Items from a data source:
══════════════════════════════

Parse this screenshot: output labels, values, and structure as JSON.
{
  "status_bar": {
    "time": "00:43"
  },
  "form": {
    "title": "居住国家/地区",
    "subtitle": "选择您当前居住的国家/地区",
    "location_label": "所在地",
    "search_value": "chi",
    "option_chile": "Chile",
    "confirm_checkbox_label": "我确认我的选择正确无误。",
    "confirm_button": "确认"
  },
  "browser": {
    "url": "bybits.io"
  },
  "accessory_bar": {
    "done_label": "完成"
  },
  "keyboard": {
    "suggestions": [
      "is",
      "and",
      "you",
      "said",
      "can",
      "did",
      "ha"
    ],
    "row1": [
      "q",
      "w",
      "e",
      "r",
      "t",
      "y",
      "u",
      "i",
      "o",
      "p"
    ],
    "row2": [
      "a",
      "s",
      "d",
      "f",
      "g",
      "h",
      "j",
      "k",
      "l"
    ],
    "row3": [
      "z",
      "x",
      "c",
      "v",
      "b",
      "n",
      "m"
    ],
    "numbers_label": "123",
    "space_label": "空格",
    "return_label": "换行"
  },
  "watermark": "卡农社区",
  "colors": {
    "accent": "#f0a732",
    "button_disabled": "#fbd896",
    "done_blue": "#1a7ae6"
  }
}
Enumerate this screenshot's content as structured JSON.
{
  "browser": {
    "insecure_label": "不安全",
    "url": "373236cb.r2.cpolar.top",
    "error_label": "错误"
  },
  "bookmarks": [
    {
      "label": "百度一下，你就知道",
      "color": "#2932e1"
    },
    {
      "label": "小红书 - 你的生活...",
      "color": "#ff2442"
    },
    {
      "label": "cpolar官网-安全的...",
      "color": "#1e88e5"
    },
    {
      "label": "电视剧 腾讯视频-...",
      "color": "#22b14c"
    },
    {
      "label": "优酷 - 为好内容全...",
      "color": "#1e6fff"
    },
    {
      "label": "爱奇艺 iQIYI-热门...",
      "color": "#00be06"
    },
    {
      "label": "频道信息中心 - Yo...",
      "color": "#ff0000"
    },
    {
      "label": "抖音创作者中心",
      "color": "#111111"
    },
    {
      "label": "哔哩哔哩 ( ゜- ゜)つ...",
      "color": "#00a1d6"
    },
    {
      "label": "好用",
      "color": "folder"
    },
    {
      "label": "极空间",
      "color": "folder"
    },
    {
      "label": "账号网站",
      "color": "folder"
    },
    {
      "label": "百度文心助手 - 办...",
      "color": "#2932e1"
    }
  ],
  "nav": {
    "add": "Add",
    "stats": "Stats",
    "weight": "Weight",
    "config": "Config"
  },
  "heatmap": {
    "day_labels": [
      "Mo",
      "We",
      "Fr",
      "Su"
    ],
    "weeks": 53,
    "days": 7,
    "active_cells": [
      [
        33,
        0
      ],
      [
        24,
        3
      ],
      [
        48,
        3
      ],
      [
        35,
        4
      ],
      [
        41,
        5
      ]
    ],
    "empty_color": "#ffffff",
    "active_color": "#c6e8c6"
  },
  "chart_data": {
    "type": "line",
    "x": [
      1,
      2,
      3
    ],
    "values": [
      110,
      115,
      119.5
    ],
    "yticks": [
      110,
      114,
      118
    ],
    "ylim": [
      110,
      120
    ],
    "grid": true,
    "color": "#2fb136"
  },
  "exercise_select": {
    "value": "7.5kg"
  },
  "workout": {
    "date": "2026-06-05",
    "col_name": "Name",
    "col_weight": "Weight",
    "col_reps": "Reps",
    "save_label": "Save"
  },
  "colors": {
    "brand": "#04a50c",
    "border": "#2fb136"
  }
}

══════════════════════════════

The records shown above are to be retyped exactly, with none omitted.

- _WORKED SOLUTION_
Parse this screenshot: output labels, values, and structure as JSON.
{
  "status_bar": {
    "time": "00:43"
  },
  "form": {
    "title": "居住国家/地区",
    "subtitle": "选择您当前居住的国家/地区",
    "location_label": "所在地",
    "search_value": "chi",
    "option_chile": "Chile",
    "confirm_checkbox_label": "我确认我的选择正确无误。",
    "confirm_button": "确认"
  },
  "browser": {
    "url": "bybits.io"
  },
  "accessory_bar": {
    "done_label": "完成"
  },
  "keyboard": {
    "suggestions": [
      "is",
      "and",
      "you",
      "said",
      "can",
      "did",
      "ha"
    ],
    "row1": [
      "q",
      "w",
      "e",
      "r",
      "t",
      "y",
      "u",
      "i",
      "o",
      "p"
    ],
    "row2": [
      "a",
      "s",
      "d",
      "f",
      "g",
      "h",
      "j",
      "k",
      "l"
    ],
    "row3": [
      "z",
      "x",
      "c",
      "v",
      "b",
      "n",
      "m"
    ],
    "numbers_label": "123",
    "space_label": "空格",
    "return_label": "换行"
  },
  "watermark": "卡农社区",
  "colors": {
    "accent": "#f0a732",
    "button_disabled": "#fbd896",
    "done_blue": "#1a7ae6"
  }
}
Enumerate this screenshot's content as structured JSON.
{
  "browser": {
    "insecure_label": "不安全",
    "url": "373236cb.r2.cpolar.top",
    "error_label": "错误"
  },
  "bookmarks": [
    {
      "label": "百度一下，你就知道",
      "color": "#2932e1"
    },
    {
      "label": "小红书 - 你的生活...",
      "color": "#ff2442"
    },
    {
      "label": "cpolar官网-安全的...",
      "color": "#1e88e5"
    },
    {
      "label": "电视剧 腾讯视频-...",
      "color": "#22b14c"
    },
    {
      "label": "优酷 - 为好内容全...",
      "color": "#1e6fff"
    },
    {
      "label": "爱奇艺 iQIYI-热门...",
      "color": "#00be06"
    },
    {
      "label": "频道信息中心 - Yo...",
      "color": "#ff0000"
    },
    {
      "label": "抖音创作者中心",
      "color": "#111111"
    },
    {
      "label": "哔哩哔哩 ( ゜- ゜)つ...",
      "color": "#00a1d6"
    },
    {
      "label": "好用",
      "color": "folder"
    },
    {
      "label": "极空间",
      "color": "folder"
    },
    {
      "label": "账号网站",
      "color": "folder"
    },
    {
      "label": "百度文心助手 - 办...",
      "color": "#2932e1"
    }
  ],
  "nav": {
    "add": "Add",
    "stats": "Stats",
    "weight": "Weight",
    "config": "Config"
  },
  "heatmap": {
    "day_labels": [
      "Mo",
      "We",
      "Fr",
      "Su"
    ],
    "weeks": 53,
    "days": 7,
    "active_cells": [
      [
        33,
        0
      ],
      [
        24,
        3
      ],
      [
        48,
        3
      ],
      [
        35,
        4
      ],
      [
        41,
        5
      ]
    ],
    "empty_color": "#ffffff",
    "active_color": "#c6e8c6"
  },
  "chart_data": {
    "type": "line",
    "x": [
      1,
      2,
      3
    ],
    "values": [
      110,
      115,
      119.5
    ],
    "yticks": [
      110,
      114,
      118
    ],
    "ylim": [
      110,
      120
    ],
    "grid": true,
    "color": "#2fb136"
  },
  "exercise_select": {
    "value": "7.5kg"
  },
  "workout": {
    "date": "2026-06-05",
    "col_name": "Name",
    "col_weight": "Weight",
    "col_reps": "Reps",
    "save_label": "Save"
  },
  "colors": {
    "brand": "#04a50c",
    "border": "#2fb136"
  }
}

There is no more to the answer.